How we finally managed, I have no idea. We were four men with a three metre long dolphin weighing a ton with slippery skin which was trying to escape from us. In addition, we were in the middle of these pools made of sharp volcanic rock full of sea urchins – not the easiest of tasks. But we succeeded. It took us a quarter of an hour, and when we watched the dolphin swim away, we were laughing with relief and joy.

Another task was yet to be done, we had to bury the two dead dolphins in the sea to prevent them rotting ashore. I was just on the way back to fetch a boat and some rope and was not even 50 metres away, when I heard Kata shouting. In another pool a bit further away there were more! Twelve in total, hurt and dry as well, and already some of them were dead. While my companions took care of the hurt animals, I went back to the fisherman’s place. With four new helpers, Manuel, Gonçalves, Ildo and Jeremia, a boat and some ropes I returned.

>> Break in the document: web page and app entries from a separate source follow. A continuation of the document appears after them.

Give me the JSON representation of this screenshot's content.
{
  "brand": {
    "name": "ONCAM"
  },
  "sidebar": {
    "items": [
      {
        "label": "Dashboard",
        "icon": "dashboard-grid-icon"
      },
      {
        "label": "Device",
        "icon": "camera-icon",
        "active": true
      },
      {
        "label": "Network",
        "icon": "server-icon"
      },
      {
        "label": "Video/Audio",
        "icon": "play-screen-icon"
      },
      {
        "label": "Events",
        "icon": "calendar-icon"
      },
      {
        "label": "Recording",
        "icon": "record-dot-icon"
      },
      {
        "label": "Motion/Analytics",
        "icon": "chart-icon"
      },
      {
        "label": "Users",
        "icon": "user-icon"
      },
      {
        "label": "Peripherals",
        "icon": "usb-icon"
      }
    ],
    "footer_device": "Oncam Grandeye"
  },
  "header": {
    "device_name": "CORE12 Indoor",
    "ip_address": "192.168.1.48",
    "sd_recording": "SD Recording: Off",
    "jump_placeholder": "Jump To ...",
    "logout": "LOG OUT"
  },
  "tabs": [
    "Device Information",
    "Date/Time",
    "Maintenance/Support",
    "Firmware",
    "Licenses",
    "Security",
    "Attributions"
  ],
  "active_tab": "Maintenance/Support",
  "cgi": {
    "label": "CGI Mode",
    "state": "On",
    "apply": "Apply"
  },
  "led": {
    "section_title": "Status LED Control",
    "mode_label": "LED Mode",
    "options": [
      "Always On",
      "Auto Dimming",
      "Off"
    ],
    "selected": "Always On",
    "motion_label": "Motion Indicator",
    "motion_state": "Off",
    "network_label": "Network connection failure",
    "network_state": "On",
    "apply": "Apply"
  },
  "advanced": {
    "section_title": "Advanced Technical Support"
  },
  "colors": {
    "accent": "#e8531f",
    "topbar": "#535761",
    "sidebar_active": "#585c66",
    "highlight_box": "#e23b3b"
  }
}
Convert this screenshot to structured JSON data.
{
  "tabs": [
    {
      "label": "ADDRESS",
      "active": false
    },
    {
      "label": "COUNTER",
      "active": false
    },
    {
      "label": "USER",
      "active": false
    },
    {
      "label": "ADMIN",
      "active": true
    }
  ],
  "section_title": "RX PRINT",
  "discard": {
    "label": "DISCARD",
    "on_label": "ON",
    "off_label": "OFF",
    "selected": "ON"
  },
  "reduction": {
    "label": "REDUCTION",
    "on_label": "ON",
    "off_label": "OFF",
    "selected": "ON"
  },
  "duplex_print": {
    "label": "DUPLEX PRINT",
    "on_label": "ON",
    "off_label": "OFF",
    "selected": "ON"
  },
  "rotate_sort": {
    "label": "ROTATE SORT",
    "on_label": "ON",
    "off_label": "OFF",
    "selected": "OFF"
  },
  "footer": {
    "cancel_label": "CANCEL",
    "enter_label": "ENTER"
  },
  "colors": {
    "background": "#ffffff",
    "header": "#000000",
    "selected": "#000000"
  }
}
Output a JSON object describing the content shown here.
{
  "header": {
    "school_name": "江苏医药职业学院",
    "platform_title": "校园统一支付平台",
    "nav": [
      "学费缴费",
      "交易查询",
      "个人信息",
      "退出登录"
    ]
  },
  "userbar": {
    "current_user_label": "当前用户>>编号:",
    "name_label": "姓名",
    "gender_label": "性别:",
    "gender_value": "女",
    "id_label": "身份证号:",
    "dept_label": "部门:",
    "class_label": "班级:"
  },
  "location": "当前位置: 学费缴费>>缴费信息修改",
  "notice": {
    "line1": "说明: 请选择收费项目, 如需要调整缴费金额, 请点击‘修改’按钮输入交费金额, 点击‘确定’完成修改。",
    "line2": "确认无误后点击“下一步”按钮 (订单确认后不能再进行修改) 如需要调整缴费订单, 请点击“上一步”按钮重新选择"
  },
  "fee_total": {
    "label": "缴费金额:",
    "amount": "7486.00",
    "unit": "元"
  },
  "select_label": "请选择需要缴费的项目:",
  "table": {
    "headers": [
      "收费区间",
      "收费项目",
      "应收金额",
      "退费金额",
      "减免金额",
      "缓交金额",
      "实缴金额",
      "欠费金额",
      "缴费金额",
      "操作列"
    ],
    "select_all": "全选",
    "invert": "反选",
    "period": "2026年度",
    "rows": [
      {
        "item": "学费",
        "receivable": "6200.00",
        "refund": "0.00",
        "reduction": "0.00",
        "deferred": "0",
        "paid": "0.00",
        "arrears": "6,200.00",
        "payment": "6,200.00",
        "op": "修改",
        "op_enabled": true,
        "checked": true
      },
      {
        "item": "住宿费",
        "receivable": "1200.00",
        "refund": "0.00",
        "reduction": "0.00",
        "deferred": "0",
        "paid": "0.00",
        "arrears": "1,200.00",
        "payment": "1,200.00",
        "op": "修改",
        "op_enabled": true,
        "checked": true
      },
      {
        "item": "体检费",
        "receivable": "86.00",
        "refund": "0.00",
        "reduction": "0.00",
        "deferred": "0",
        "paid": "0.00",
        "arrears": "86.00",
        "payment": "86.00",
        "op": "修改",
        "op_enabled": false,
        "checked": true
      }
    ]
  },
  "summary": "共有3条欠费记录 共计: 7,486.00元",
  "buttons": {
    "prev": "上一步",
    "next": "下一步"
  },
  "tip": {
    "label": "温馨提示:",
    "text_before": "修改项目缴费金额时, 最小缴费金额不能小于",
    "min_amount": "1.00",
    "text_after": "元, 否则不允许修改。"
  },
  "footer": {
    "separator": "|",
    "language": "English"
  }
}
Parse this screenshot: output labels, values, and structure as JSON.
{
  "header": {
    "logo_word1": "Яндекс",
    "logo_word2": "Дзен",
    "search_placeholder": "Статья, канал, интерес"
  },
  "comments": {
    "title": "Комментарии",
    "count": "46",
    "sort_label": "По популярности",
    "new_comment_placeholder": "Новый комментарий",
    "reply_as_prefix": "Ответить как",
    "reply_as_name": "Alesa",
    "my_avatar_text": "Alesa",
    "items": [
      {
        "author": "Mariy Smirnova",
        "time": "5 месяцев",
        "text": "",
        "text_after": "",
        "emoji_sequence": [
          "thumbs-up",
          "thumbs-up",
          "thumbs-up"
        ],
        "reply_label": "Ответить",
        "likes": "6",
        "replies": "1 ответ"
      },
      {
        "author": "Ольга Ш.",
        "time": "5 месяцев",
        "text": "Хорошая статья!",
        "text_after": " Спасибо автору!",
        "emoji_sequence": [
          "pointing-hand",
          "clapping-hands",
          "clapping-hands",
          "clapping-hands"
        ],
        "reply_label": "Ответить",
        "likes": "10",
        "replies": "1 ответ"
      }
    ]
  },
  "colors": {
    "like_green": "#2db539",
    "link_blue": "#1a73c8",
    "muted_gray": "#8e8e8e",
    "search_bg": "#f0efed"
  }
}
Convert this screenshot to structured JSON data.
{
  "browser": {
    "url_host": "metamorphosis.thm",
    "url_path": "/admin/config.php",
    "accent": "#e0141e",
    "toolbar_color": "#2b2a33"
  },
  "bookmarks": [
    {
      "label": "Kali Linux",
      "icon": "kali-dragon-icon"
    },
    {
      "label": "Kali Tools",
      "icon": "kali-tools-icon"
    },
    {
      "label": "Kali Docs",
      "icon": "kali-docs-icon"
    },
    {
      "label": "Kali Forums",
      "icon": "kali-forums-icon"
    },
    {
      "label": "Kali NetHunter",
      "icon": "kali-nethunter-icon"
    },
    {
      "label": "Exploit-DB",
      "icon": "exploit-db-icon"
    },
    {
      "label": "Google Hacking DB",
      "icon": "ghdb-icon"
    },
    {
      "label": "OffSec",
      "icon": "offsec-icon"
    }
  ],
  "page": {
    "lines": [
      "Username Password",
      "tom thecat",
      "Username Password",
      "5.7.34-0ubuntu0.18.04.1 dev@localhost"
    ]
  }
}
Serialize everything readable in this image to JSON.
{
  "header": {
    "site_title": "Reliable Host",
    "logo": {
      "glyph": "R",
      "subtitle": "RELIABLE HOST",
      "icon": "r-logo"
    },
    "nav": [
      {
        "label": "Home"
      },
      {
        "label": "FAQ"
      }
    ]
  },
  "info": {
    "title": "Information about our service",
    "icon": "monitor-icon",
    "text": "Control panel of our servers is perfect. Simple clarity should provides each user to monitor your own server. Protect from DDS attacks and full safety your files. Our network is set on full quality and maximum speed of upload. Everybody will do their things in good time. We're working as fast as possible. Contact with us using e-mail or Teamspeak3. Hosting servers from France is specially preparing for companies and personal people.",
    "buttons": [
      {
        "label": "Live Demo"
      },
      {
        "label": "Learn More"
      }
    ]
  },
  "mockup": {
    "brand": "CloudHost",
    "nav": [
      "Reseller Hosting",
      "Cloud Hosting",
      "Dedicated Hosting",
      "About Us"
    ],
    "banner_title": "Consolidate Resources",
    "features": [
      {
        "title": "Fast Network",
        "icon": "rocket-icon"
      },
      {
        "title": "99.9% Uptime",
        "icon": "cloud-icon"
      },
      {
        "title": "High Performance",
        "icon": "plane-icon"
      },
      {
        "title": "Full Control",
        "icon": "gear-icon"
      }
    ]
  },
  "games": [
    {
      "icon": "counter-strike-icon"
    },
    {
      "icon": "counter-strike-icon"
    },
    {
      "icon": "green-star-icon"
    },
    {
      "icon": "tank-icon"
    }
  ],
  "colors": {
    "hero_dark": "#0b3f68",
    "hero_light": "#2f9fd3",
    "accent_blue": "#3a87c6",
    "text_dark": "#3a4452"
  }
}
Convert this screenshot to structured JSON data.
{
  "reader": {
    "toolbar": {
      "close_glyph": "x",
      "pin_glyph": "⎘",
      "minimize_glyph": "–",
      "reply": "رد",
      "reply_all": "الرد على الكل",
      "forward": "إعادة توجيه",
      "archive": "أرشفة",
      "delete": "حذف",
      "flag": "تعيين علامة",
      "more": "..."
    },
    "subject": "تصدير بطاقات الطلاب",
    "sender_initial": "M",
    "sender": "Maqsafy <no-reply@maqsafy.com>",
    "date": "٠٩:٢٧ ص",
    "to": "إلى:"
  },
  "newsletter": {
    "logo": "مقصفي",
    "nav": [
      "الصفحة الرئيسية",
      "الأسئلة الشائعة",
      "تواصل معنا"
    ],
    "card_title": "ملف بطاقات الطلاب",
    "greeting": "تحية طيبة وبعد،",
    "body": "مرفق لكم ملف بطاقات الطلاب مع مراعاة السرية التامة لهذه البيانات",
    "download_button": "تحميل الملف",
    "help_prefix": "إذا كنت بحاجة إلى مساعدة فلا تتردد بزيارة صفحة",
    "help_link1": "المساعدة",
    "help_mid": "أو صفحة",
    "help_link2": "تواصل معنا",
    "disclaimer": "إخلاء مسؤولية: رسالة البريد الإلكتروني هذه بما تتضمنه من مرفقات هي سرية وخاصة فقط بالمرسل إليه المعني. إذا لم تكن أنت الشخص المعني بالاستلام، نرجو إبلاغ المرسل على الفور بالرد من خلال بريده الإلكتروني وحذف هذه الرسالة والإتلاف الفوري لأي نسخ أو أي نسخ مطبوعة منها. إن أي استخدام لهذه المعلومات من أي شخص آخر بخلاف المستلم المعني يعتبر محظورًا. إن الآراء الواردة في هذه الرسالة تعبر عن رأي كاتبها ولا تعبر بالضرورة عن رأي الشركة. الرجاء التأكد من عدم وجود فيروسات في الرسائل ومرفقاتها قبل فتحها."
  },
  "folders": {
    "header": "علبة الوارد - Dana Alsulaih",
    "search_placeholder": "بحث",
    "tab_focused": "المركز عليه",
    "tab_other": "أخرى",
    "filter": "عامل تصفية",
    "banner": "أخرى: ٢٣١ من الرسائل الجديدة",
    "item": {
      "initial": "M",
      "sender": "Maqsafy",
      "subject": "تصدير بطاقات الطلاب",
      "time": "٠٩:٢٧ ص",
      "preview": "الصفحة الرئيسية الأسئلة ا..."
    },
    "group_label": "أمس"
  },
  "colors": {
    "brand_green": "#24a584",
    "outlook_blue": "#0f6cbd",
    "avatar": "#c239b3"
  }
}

When we got back, Kata, Almeida and Chitch had already moved two of the dolphins back into the sea, as luckily the access to open water was easier here. Out of the twelve dolphins, eight were still alive, and now as there were eight people to handle the big and heavy mammals, we managed to move them all back into the sea by around 2pm.

But there was a problem, some of the animals came back to the shore two or three times, and we had to take them away from the rocky trap not just once, but several times.

Ultimately, we were able to rescue nine of the fifteen dolphins, but sadly for six of them, help came too late. These we could only bury in the ocean, the corpses tied together and carried to the ocean floor by two heavy stones. We watched as they sank into the deep blue water, feeling very sorry that we had been unable to save their lives. But we were more than happy with what we had managed to do, nine of the dolphins were rescued, and not one of us was hurt by the needles of the sea urchins – a small miracle, and a real lucky strike.